The Produce Aisle with Armand Lobato ( Photo by The Packer staff )

When I was young I’d occasionally join up with some of my newspaper delivery pals after our morning routes were complete and we’d go fishing. 

When the fishing was slow we’d “chum” the lake. It always helped us catch more fish.

“Chumming,” for the uninitiated, is animal or vegetable matter such as chopped fish or corn thrown overboard to attract fish. It’s closer to those videos on cable TV during Shark Week — where chumming the water creates more than mere attraction, but an all-out feeding frenzy.

Such a reaction can also occur in the produce aisle.

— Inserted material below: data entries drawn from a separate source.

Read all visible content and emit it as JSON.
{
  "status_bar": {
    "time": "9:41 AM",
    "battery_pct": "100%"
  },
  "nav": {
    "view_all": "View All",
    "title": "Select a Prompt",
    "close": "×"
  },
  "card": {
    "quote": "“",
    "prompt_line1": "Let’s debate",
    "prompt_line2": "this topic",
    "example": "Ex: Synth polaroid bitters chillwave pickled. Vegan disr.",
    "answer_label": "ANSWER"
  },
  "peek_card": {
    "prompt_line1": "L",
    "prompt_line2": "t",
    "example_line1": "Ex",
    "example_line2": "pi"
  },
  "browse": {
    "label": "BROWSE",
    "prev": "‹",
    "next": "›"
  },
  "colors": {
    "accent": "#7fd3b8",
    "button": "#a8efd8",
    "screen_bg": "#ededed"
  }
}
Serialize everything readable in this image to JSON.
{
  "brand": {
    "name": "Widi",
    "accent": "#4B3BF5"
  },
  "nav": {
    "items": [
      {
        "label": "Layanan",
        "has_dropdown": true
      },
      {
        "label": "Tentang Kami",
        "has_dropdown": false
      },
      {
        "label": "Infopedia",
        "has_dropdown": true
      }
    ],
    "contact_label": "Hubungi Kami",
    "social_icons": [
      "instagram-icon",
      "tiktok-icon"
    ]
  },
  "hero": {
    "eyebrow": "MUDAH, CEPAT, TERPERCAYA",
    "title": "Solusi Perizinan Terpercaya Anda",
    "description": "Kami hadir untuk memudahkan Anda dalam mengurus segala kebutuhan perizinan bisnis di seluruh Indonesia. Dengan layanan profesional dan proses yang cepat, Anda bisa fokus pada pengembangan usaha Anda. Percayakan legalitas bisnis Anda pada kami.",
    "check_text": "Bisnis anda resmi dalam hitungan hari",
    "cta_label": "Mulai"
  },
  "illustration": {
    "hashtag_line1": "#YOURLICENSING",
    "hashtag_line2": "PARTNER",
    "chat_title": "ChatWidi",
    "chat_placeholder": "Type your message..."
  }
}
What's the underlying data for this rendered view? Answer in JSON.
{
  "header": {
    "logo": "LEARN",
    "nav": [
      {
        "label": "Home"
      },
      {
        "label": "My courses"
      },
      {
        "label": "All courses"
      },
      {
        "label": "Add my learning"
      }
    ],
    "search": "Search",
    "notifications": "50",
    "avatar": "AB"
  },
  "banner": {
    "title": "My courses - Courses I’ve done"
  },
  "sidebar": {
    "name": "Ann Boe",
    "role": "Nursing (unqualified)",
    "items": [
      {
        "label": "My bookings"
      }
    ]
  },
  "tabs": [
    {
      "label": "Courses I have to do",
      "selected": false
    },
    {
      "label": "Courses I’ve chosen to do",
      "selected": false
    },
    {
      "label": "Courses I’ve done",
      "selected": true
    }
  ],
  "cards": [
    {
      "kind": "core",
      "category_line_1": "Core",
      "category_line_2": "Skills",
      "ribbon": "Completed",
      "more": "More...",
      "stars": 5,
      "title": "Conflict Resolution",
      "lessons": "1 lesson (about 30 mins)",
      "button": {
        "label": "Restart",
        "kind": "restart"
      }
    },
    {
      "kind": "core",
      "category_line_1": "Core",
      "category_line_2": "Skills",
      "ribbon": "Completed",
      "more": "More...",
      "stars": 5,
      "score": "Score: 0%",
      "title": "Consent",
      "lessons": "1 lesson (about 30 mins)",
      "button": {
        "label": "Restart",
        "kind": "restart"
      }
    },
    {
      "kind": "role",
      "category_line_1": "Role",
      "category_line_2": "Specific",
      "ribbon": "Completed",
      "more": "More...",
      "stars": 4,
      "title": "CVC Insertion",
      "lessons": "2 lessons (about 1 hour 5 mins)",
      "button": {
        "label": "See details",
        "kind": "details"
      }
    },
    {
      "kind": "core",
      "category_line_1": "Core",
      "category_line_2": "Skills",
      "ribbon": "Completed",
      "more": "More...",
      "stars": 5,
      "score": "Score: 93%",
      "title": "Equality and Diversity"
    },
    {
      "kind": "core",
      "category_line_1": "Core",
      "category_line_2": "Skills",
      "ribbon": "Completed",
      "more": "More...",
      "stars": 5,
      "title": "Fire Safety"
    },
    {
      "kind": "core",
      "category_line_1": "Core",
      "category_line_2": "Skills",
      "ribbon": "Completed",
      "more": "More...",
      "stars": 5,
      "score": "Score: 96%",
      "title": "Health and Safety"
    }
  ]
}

You’ve no doubt heard me ramble on over the years about the importance of sampling fresh produce to build sales. But no time is more applicable than now.

At the midsummer point, you’re more than aware what items are starting to peak. Items that are the peak of quality in terms of maturity, appearance, variety, and best of all — flavor.
The problem? Many of your customers don’t know this.

By sacrificing a tiny bit of samples and a small labor investment, you’ll reap these “chumming” rewards with increased sales and gross profit.

“I’d like a nice watermelon, but the last one I bought wasn’t that good,” I heard a customer say, about this time of summer. 

Upon listening this, I couldn’t help but chime in.

“When was that, ma’am?” I said.

“Oh, about two months ago,” she answered. 

I politely pointed out that the watermelon sourcing had gone through several growing regions since that time. I sliced off a chunk from a cut melon on display and offered it to her. 

Going a step further, I gave her a half, cut melon at no charge to see if she liked this batch any better. This is the produce version of chumming.

Of course, I knew she’d love the watermelon. By midsummer the fruit eats like candy, as we say in the trade. A regular customer, she was back again the next week, and every subsequent week a nice whole watermelon graced her shopping cart, and at full price to boot. 

A small sample morphed into so many sales. I’ll take that trade any day.

Give your customers a taste of those wonderful melons, peaches, grapes, berries, pluots, cherries and nectarines. By sacrificing a tiny bit of samples (aka “good” shrink, as it generates sales) and a small labor investment, you’ll reap these “chumming” rewards with increased sales and gross profit. Oh, and happy, repeat customers.

Mix it up too. Try sampling a bit of the well-known — cantaloupe, honeydew — with the lesser-known commodities such as crenshaw, casaba, persian or canary melons, for just one example. 

Your customers will say things like “I didn’t know honeydew tasted this good! ... So that’s a casaba, the soft texture, what flavor!”

Chum away, my fellow post-harvest specialists.

Armand Lobato works for the Idaho Potato Commission. His 40 years’ experience in the produce business span a range of foodservice and retail positions. E-mail him at